4. A wonderful illustration of love–love of the ‘incarnational’ variety–showed up this week at Colorado Public Radio, which reported on a man who went to live for a week on the streets with his homeless, drug-addicted son:

Frank was working in his garden when the idea came to him. He ran in to tell his wife the plan: travel to Denver, find their son and live with him on the streets for a week.

“She looks at me like I’m nuts. And honestly maybe I am. But I love my son. And if I’m honest, I think his days are numbered,” Frank writes in his essay . . .

Frank’s essay will be read live on June 5 by a Jerry Herships, a pastor involved in homeless outreach, and we’ll be tuning in.

Herships hopes sharing Frank and his son’s story will encourage the public to humanize homeless people they may encounter.

“There’s a real sense of ‘those people are the other.’ And until we get to know their name and know what they look like when we look them in the eye, until we actually form a relationship, they can pretty safely be the other,” Herships said.

Conner hadn’t seen anything like Frank’s experience in more than a decade of work, let alone one so well documented.

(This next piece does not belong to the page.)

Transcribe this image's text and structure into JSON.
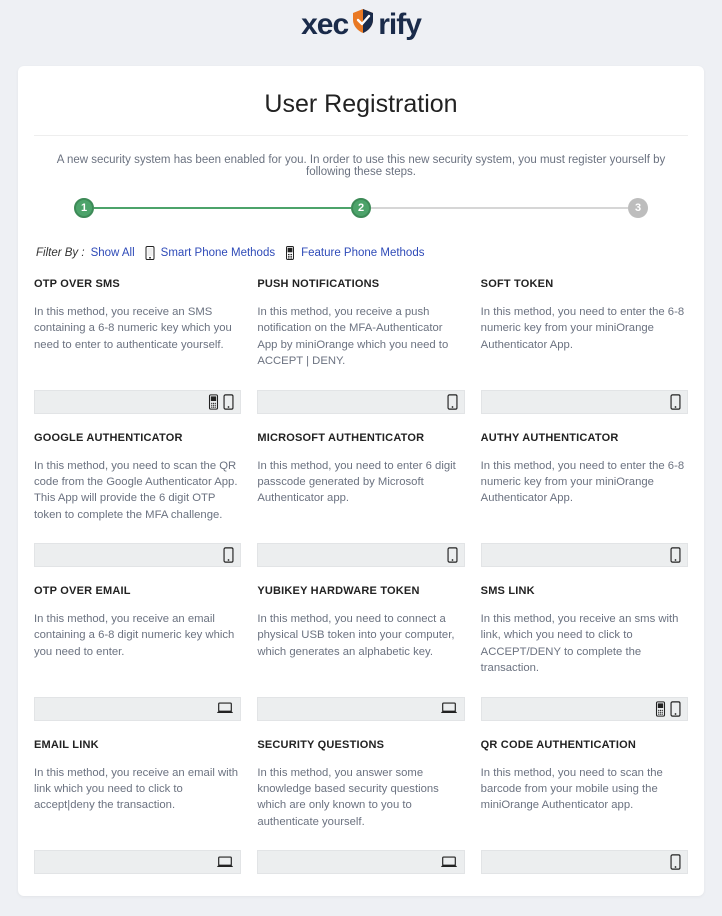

More than a story about homelessness and addiction, Conner found himself relating to the essay as an account of fatherhood. At one point Frank says something to his child that Conner could hear himself repeating to his son as he drops him off at daycare.

“I’ll be with you, every minute of the day,” which became the title of the essay and the live reading.

5. In culture, Joshua Rothman at The New Yorker considers the transformation of Star Wars from a story to more of a cinematic universe, where the stories take a backseat to a sort of endless, almost procedural generation of narratives:

We’ll keep up with the new movies not because we want to find out what happens—the plot, if one exists, will be an impenetrable trellis of intersecting arclets—but because we like their vibe, their look, and their general moral attitude.

(An impenetrable trellis of intersecting arclets!) I think Rothman’s critique misses the fact that Star Wars has been a sort of “cinematic universe” long before Disney purchased it. Does anyone else remember Caravan of Courage: An Ewok Adventure? (If not, that could be for the best.) But I think he’s onto something with the attachment to vibe, look, and general moral attitude. It becomes almost more of a genre-sell than a story. Still, I really liked Solo, despite sort of not wanting to, and think it’s a good movie–once you get past the genre stuff.

Also in culture, the NYT published a decent article on Dostoevsky and modern crime stories, drawing the moral that

As Dostoyevsky implored through his novels and reporting, it is not only our task to support the innocent or wrongly convicted but also to recognize the humanity of the guilty and the shared sense of responsibility that we have for one another.

And in the probably-deserves-a-post-of-its-own category, the June issue of The Atlantic describes American meritocracy as a new aristocracy. Turns out that as our society becomes more purely based on earning one’s status and money, it hasn’t necessarily gotten more merciful. Also turns out that meritocratic elites can give their children a significant leg up, and that meritocratic elites don’t always recognize their privilege. Again, possibly more to come, if someone decides to write this one up.

Strays: The Atlantic wrote up an article on the idea of a midlife crisis, adopting a sort of understated skepticism about it. For those interested in theology, John Barclay’s Firth lectures are up, and I hear they’re brilliant, especially the first. That’s it for this week–happy weekends to all.